:: Exercise inputs ::

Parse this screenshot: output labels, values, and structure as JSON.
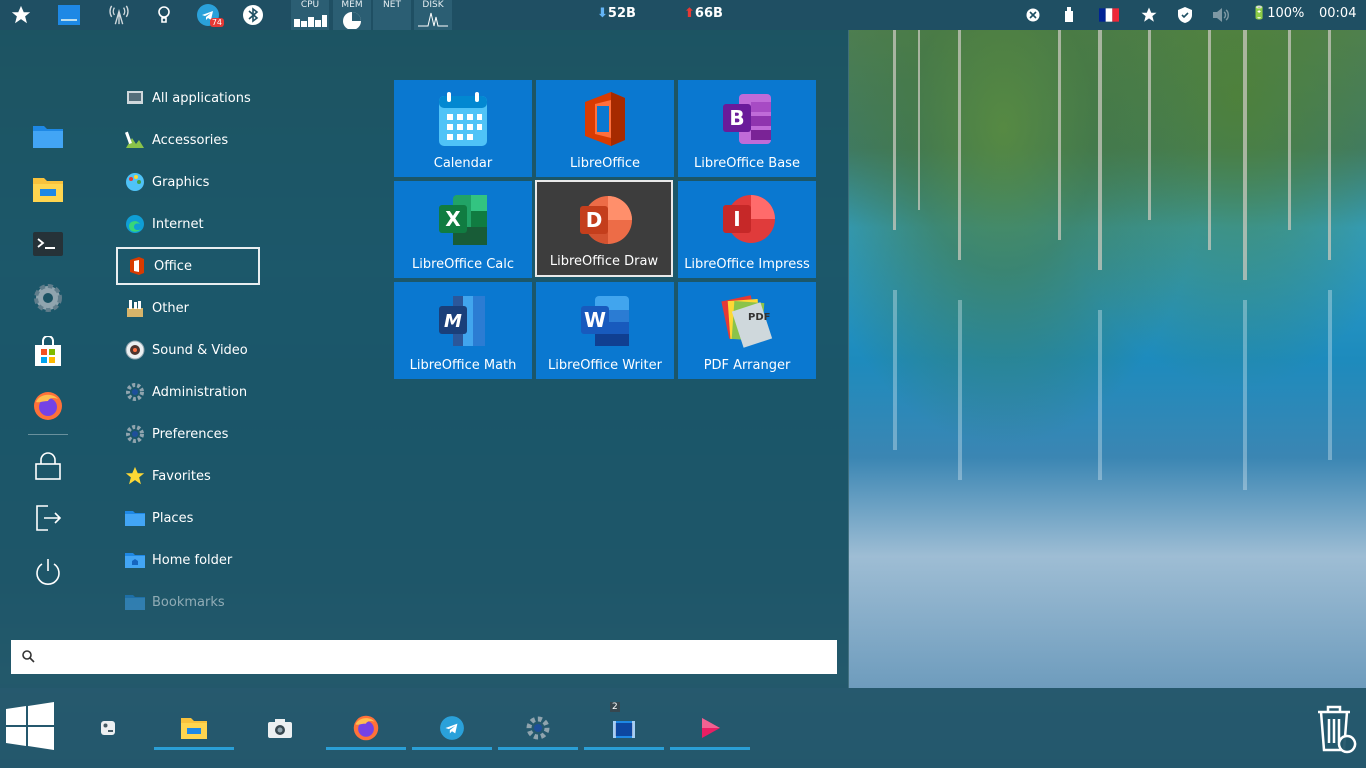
{
  "top_panel": {
    "meters": [
      "CPU",
      "MEM",
      "NET",
      "DISK"
    ],
    "telegram_badge": "74",
    "download": "52B",
    "upload": "66B",
    "battery": "100%",
    "clock": "00:04"
  },
  "categories": [
    {
      "label": "All applications",
      "icon": "all-apps-icon"
    },
    {
      "label": "Accessories",
      "icon": "accessories-icon"
    },
    {
      "label": "Graphics",
      "icon": "graphics-icon"
    },
    {
      "label": "Internet",
      "icon": "internet-icon"
    },
    {
      "label": "Office",
      "icon": "office-icon",
      "selected": true
    },
    {
      "label": "Other",
      "icon": "other-icon"
    },
    {
      "label": "Sound & Video",
      "icon": "sound-video-icon"
    },
    {
      "label": "Administration",
      "icon": "administration-icon"
    },
    {
      "label": "Preferences",
      "icon": "preferences-icon"
    },
    {
      "label": "Favorites",
      "icon": "favorites-icon"
    },
    {
      "label": "Places",
      "icon": "places-icon"
    },
    {
      "label": "Home folder",
      "icon": "home-folder-icon"
    },
    {
      "label": "Bookmarks",
      "icon": "bookmarks-icon"
    }
  ],
  "apps": [
    {
      "label": "Calendar",
      "icon": "calendar-icon"
    },
    {
      "label": "LibreOffice",
      "icon": "libreoffice-icon"
    },
    {
      "label": "LibreOffice Base",
      "icon": "libreoffice-base-icon"
    },
    {
      "label": "LibreOffice Calc",
      "icon": "libreoffice-calc-icon"
    },
    {
      "label": "LibreOffice Draw",
      "icon": "libreoffice-draw-icon",
      "active": true
    },
    {
      "label": "LibreOffice Impress",
      "icon": "libreoffice-impress-icon"
    },
    {
      "label": "LibreOffice Math",
      "icon": "libreoffice-math-icon"
    },
    {
      "label": "LibreOffice Writer",
      "icon": "libreoffice-writer-icon"
    },
    {
      "label": "PDF Arranger",
      "icon": "pdf-arranger-icon"
    }
  ],
  "search": {
    "value": "",
    "placeholder": ""
  },
  "taskbar": {
    "items": [
      "start-button",
      "settings-app",
      "file-manager",
      "screenshot-app",
      "firefox",
      "telegram",
      "system-settings",
      "video-editor",
      "media-player",
      "trash"
    ],
    "video_badge": "2"
  },
  "colors": {
    "tile": "#0a78d0",
    "tile_active": "#3d3d3d",
    "panel": "#1f4f63",
    "menu_bg": "#1b5263"
  }
}
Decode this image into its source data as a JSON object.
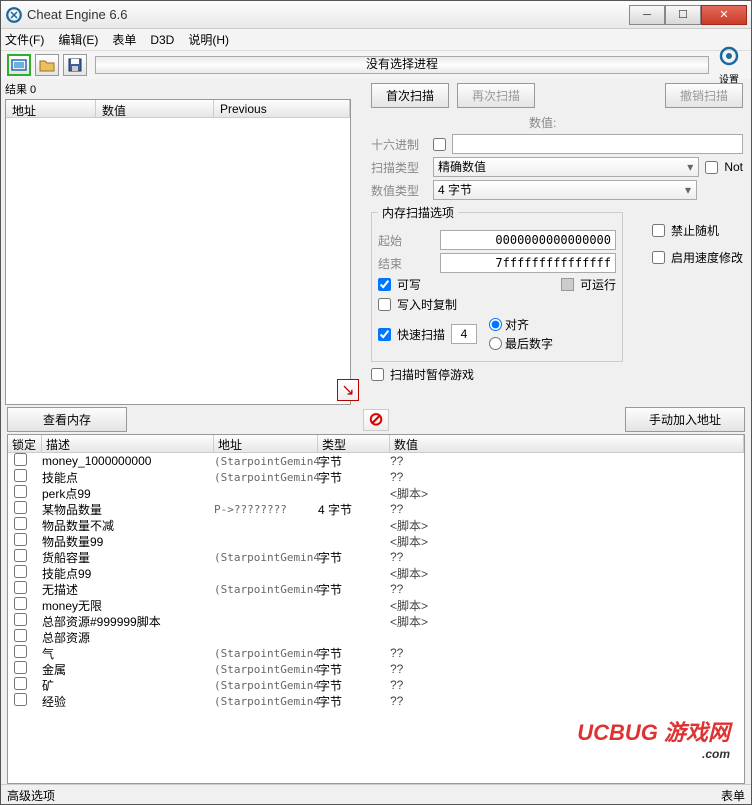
{
  "window": {
    "title": "Cheat Engine 6.6"
  },
  "menu": {
    "file": "文件(F)",
    "edit": "编辑(E)",
    "table": "表单",
    "d3d": "D3D",
    "help": "说明(H)"
  },
  "toolbar": {
    "progress_text": "没有选择进程",
    "settings": "设置"
  },
  "results": {
    "label": "结果 0",
    "col_addr": "地址",
    "col_val": "数值",
    "col_prev": "Previous"
  },
  "scan": {
    "first": "首次扫描",
    "next": "再次扫描",
    "undo": "撤销扫描",
    "value_label": "数值:",
    "hex": "十六进制",
    "scantype_label": "扫描类型",
    "scantype_value": "精确数值",
    "valuetype_label": "数值类型",
    "valuetype_value": "4 字节",
    "not": "Not",
    "mem_legend": "内存扫描选项",
    "start_label": "起始",
    "start_value": "0000000000000000",
    "stop_label": "结束",
    "stop_value": "7fffffffffffffff",
    "writable": "可写",
    "executable": "可运行",
    "copyonwrite": "写入时复制",
    "fastscan": "快速扫描",
    "fastscan_val": "4",
    "align": "对齐",
    "lastdigit": "最后数字",
    "pause": "扫描时暂停游戏",
    "norandom": "禁止随机",
    "speedhack": "启用速度修改"
  },
  "bottom": {
    "view_mem": "查看内存",
    "add_manual": "手动加入地址"
  },
  "cheat_table": {
    "hdr_lock": "锁定",
    "hdr_desc": "描述",
    "hdr_addr": "地址",
    "hdr_type": "类型",
    "hdr_val": "数值",
    "rows": [
      {
        "indent": 0,
        "desc": "money_1000000000",
        "addr": "(StarpointGemin4",
        "type": "字节",
        "val": "??"
      },
      {
        "indent": 0,
        "desc": "技能点",
        "addr": "(StarpointGemin4",
        "type": "字节",
        "val": "??"
      },
      {
        "indent": 0,
        "desc": "perk点99",
        "addr": "",
        "type": "",
        "val": "<脚本>"
      },
      {
        "indent": 0,
        "desc": "某物品数量",
        "addr": "P->????????",
        "type": "4 字节",
        "val": "??"
      },
      {
        "indent": 0,
        "desc": "物品数量不减",
        "addr": "",
        "type": "",
        "val": "<脚本>"
      },
      {
        "indent": 0,
        "desc": "物品数量99",
        "addr": "",
        "type": "",
        "val": "<脚本>"
      },
      {
        "indent": 0,
        "desc": "货船容量",
        "addr": "(StarpointGemin4",
        "type": "字节",
        "val": "??"
      },
      {
        "indent": 0,
        "desc": "技能点99",
        "addr": "",
        "type": "",
        "val": "<脚本>"
      },
      {
        "indent": 0,
        "desc": "无描述",
        "addr": "(StarpointGemin4",
        "type": "字节",
        "val": "??"
      },
      {
        "indent": 0,
        "desc": "money无限",
        "addr": "",
        "type": "",
        "val": "<脚本>"
      },
      {
        "indent": 0,
        "desc": "总部资源#999999脚本",
        "addr": "",
        "type": "",
        "val": "<脚本>"
      },
      {
        "indent": 0,
        "desc": "总部资源",
        "addr": "",
        "type": "",
        "val": ""
      },
      {
        "indent": 1,
        "desc": "气",
        "addr": "(StarpointGemin4",
        "type": "字节",
        "val": "??"
      },
      {
        "indent": 1,
        "desc": "金属",
        "addr": "(StarpointGemin4",
        "type": "字节",
        "val": "??"
      },
      {
        "indent": 1,
        "desc": "矿",
        "addr": "(StarpointGemin4",
        "type": "字节",
        "val": "??"
      },
      {
        "indent": 0,
        "desc": "经验",
        "addr": "(StarpointGemin4",
        "type": "字节",
        "val": "??"
      }
    ]
  },
  "status": {
    "advanced": "高级选项",
    "table_extra": "表单"
  },
  "watermark": {
    "main": "UCBUG 游戏网",
    "sub": ".com"
  }
}
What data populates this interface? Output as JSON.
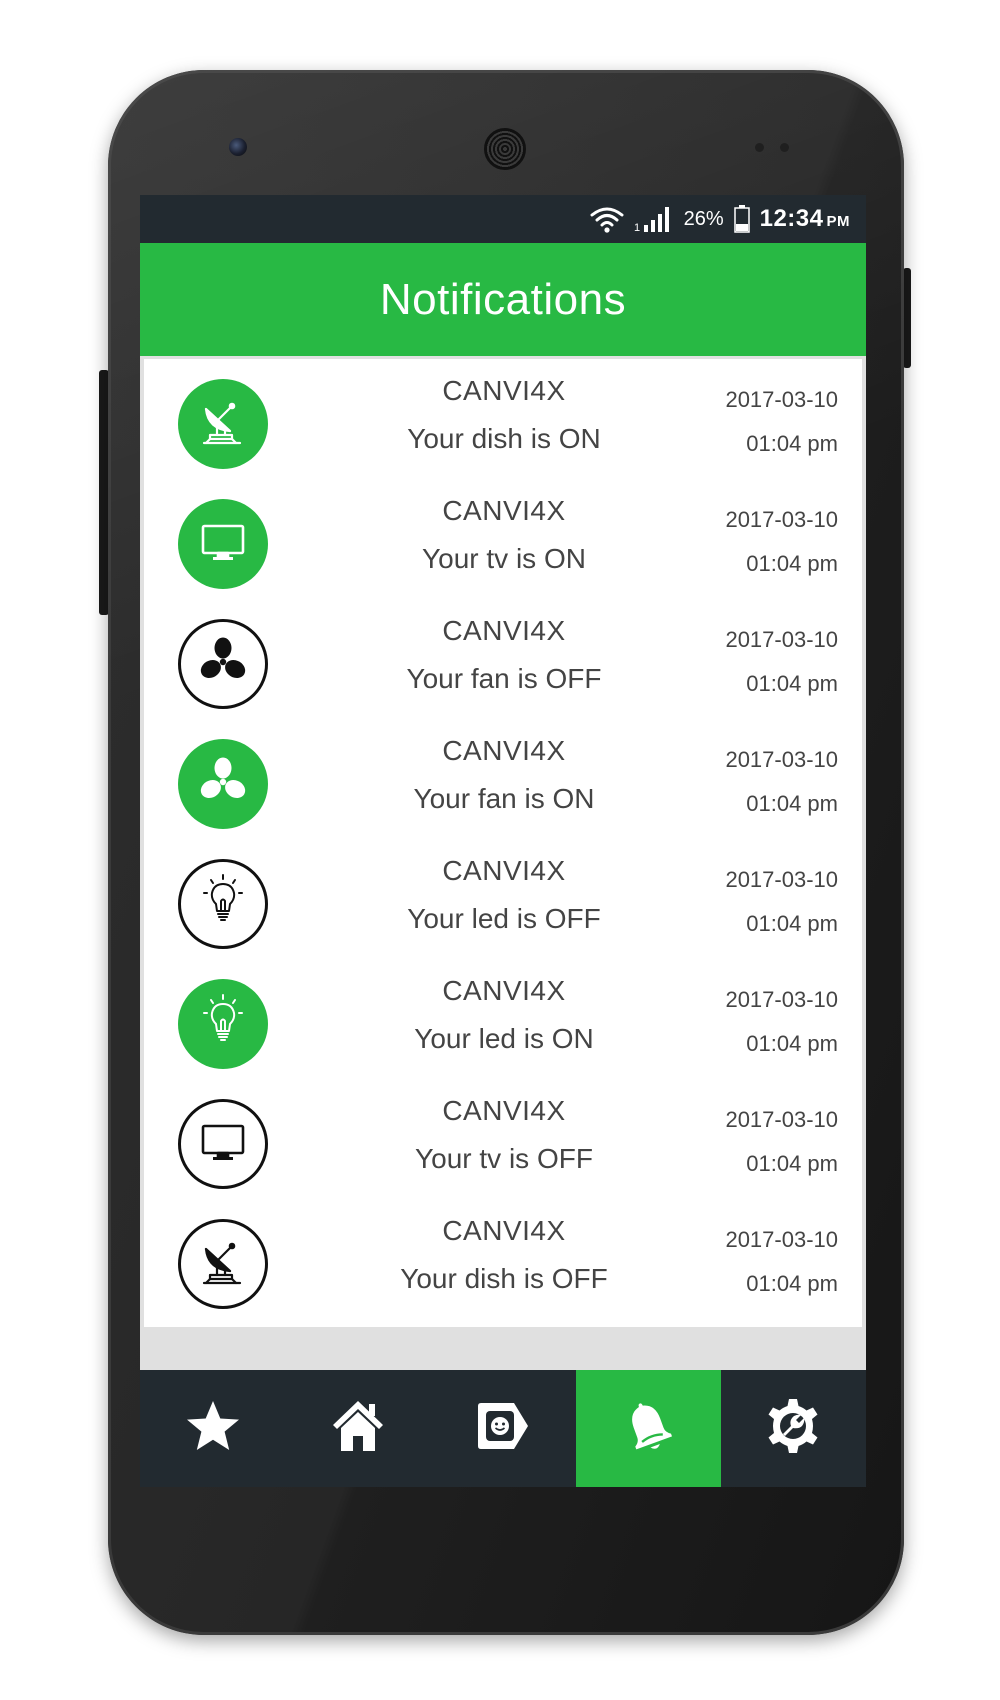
{
  "status_bar": {
    "battery_percent": "26%",
    "time": "12:34",
    "ampm": "PM",
    "signal_sub": "1"
  },
  "header": {
    "title": "Notifications"
  },
  "colors": {
    "accent": "#28b944",
    "dark": "#222a30",
    "row_bg": "#ffffff",
    "text": "#444444"
  },
  "notifications": [
    {
      "icon": "satellite-dish-icon",
      "state": "on",
      "app": "CANVI4X",
      "message": "Your dish is ON",
      "date": "2017-03-10",
      "time": "01:04 pm"
    },
    {
      "icon": "tv-icon",
      "state": "on",
      "app": "CANVI4X",
      "message": "Your tv is ON",
      "date": "2017-03-10",
      "time": "01:04 pm"
    },
    {
      "icon": "fan-icon",
      "state": "off",
      "app": "CANVI4X",
      "message": "Your fan is OFF",
      "date": "2017-03-10",
      "time": "01:04 pm"
    },
    {
      "icon": "fan-icon",
      "state": "on",
      "app": "CANVI4X",
      "message": "Your fan is ON",
      "date": "2017-03-10",
      "time": "01:04 pm"
    },
    {
      "icon": "bulb-icon",
      "state": "off",
      "app": "CANVI4X",
      "message": "Your led is OFF",
      "date": "2017-03-10",
      "time": "01:04 pm"
    },
    {
      "icon": "bulb-icon",
      "state": "on",
      "app": "CANVI4X",
      "message": "Your led is ON",
      "date": "2017-03-10",
      "time": "01:04 pm"
    },
    {
      "icon": "tv-icon",
      "state": "off",
      "app": "CANVI4X",
      "message": "Your tv is OFF",
      "date": "2017-03-10",
      "time": "01:04 pm"
    },
    {
      "icon": "satellite-dish-icon",
      "state": "off",
      "app": "CANVI4X",
      "message": "Your dish is OFF",
      "date": "2017-03-10",
      "time": "01:04 pm"
    }
  ],
  "bottom_nav": [
    {
      "icon": "star-icon",
      "active": false
    },
    {
      "icon": "home-icon",
      "active": false
    },
    {
      "icon": "tag-icon",
      "active": false
    },
    {
      "icon": "bell-icon",
      "active": true
    },
    {
      "icon": "settings-icon",
      "active": false
    }
  ]
}
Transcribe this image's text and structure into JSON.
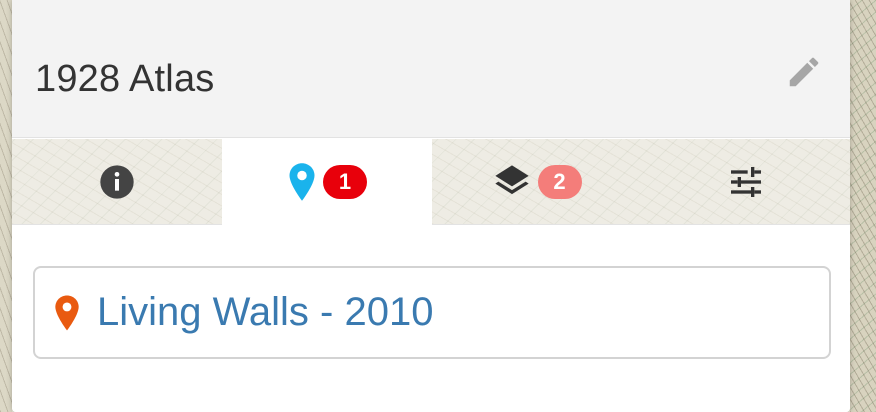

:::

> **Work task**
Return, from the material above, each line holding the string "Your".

> **Solution to this exercise**
      "message": "Your dish is ON",
      "message": "Your tv is ON",
      "message": "Your fan is OFF",
      "message": "Your fan is ON",
      "message": "Your led is OFF",
      "message": "Your led is ON",
      "message": "Your tv is OFF",
      "message": "Your dish is OFF",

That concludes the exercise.